What is the draw? Well, price a 17-foot fishing boat lately? You’re likely to have to buy a model that’s 20 years or older to get down to the price of a kayak rigged as well as Dilsaver’s – and his is several times more expensive than most beginners will even consider. That’s part of it, but not nearly all of it.
“I really think the thing is, you’re doing it totally on your own, with just your kayak and gear,” Dilsaver said. “Fishing from a kayak, either you quit or you become a better fisherman, because you can’t pick up and run 5 miles to another spot; you have to learn to fish the water you’re in.
“We can get in water lots of boats can’t get into, and you can throw one right in the back of your truck, find a bridge over a creek that looks fishy, and slide it down the bank and launch. I have fished from mountain streams to 1½ miles offshore.”
Dilsaver advises newbies to start out in a kayak that’s not going to put any kind of strain on their budget – but not a piece of fiberglass trash.
“There are two ways to approach it,” he said. “If you are absolutely sure you’re going to enjoy kayak fishing, you’re probably wise to go ahead and look at an upper-level kayak.
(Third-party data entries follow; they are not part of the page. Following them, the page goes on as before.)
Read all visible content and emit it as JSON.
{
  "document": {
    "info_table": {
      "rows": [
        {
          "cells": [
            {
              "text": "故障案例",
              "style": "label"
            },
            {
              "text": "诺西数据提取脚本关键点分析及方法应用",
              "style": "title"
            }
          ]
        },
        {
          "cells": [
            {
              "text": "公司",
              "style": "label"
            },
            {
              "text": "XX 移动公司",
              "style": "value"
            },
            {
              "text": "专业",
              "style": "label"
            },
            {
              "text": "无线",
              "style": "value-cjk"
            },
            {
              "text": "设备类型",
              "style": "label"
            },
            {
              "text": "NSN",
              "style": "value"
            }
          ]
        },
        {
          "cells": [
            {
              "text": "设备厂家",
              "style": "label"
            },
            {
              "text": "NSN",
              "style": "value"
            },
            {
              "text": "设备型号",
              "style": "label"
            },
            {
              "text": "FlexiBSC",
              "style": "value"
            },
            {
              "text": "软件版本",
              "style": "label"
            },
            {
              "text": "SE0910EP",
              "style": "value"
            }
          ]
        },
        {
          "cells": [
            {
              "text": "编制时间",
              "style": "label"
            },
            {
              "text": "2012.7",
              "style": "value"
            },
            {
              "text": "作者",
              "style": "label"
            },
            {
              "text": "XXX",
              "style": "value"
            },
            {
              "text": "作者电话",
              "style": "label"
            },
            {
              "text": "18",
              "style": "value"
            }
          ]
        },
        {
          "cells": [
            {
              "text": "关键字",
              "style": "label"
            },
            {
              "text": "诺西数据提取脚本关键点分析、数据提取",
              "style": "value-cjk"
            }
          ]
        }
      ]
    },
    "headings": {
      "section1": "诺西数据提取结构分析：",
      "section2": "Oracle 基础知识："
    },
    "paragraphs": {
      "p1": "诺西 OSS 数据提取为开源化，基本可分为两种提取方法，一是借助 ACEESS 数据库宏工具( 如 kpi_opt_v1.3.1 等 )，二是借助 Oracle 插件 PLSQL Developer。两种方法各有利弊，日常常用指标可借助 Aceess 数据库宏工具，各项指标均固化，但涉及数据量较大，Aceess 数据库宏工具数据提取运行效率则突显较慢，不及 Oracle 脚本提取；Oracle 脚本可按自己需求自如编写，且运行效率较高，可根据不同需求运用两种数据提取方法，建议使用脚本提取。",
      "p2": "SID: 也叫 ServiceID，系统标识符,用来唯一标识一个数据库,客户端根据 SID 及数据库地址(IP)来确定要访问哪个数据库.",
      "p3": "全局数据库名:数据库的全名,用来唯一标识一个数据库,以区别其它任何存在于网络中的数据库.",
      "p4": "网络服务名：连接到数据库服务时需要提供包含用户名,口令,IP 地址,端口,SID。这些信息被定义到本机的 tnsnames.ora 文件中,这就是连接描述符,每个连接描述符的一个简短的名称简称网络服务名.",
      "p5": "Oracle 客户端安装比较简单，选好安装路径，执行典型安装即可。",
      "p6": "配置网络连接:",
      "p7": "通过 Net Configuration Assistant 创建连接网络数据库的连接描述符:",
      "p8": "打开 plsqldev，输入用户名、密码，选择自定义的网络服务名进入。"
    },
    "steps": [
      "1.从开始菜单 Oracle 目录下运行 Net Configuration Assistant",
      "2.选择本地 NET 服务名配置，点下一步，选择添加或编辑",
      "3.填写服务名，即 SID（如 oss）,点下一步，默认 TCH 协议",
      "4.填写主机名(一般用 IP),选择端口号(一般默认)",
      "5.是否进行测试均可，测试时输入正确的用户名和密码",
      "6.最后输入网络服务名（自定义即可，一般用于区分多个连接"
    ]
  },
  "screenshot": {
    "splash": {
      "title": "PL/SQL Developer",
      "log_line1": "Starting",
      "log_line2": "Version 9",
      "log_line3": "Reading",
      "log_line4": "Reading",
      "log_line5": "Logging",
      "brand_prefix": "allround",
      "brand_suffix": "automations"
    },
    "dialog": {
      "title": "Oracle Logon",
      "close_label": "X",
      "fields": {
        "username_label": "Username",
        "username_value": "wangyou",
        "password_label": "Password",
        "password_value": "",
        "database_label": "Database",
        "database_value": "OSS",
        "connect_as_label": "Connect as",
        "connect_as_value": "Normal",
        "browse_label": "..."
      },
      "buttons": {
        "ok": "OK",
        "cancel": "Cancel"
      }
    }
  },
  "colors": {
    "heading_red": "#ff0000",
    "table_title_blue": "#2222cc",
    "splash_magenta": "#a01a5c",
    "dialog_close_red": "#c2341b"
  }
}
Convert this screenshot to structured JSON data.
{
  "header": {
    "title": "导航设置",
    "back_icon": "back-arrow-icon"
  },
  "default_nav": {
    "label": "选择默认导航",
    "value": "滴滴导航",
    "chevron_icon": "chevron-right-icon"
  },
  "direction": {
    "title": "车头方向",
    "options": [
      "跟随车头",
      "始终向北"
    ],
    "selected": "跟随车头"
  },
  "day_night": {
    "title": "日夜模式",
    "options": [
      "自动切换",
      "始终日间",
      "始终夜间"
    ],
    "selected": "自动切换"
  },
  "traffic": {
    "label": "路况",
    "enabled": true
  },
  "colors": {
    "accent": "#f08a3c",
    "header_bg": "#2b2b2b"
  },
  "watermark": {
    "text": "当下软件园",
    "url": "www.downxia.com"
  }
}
If you’re just exploring, you might be better served to find a good-quality, used boat. Don’t buy a $300 boat; get something with a little quality so you can see and decide whether you want to move up.”
When you’re hooked as surely as the fish you are targeting, then you can start considering something like the Hobie that Dilsaver runs in the ICW, coastal rivers and creeks and even out to artificial reefs off his Oak Island home.
“Do not get in a foot-propelled kayak unless you’re ready to buy one, because it will ruin you. You’re used to not being able to cast and paddle at the same time. With a foot-propelled kayak, you can – and you can even troll.
“The more I’m around the Hobie engineers, the more I think they’re the most-innovative group around.”
Another state-record fish confirmed
The N.C. Division of Marine Fisheries has certified the state’s first record pompano dolphinfish, and it may wind up being a world record, too.
Charles Noonan of Sumter, S.C., caught the 11-pound, 5.4-ounce fish around an abandoned raft about 42 miles off Ocean Isle Beach on June 8.
The DMF certified the record – the first ever for that species, which is a cousin of the Mahi-mahi, another colorful offshore battler that grows appreciably larger. A key difference is that pompano dolphinfish have compressed heads and dorsal fins that extend the entire length of their bodies – unlike Mahi-Mahi.
The existing all-tackle world record for pompano dolphinfish is an 8½-pound fish caught off the coast of Maryland in 2008.
Noonan’s fish was 30½ inches long and 17 ¼ inches in girth. He caught it trolling a dead ballyhoo bait while fishing with Salt Fever Guide Service out of Ocean Isle Beach.
More NCDMF news. The agency finished disposing of 68 barge loads of material from the Herbert C. Bonner Bridge, which carries NC 12 over Oregon Inlet and was destroyed after being replaced by the Marc Basnight Bridge.
The 80,000 pound of concrete went to augment a handful of artificial reefs: AR-130, AR-140, AR-145 and AR-160 off Oregon Inlet, AR-250 and AR-255 off Ocracoke Inlet, AR-3420 off Beaufort Inlet and AR-340 off Bogue Inlet.
The remnants of the Bonner Bridge was the largest amount of material associated with any artificial reef project in the history of the state’s artificial reef program.
Reefs off Holden Beach and Ocean Isle Beach received about 1,500 tons of recycled concrete pipe in a program funded by Coastal Recreational Fishing License sales. Most of the pipe was damaged during Hurricane Florence.
NCDMF has created 68 artificial reefs anywhere from just off the beach to 38 miles offshore. They serve as spawning and foraging habitat for many fish species.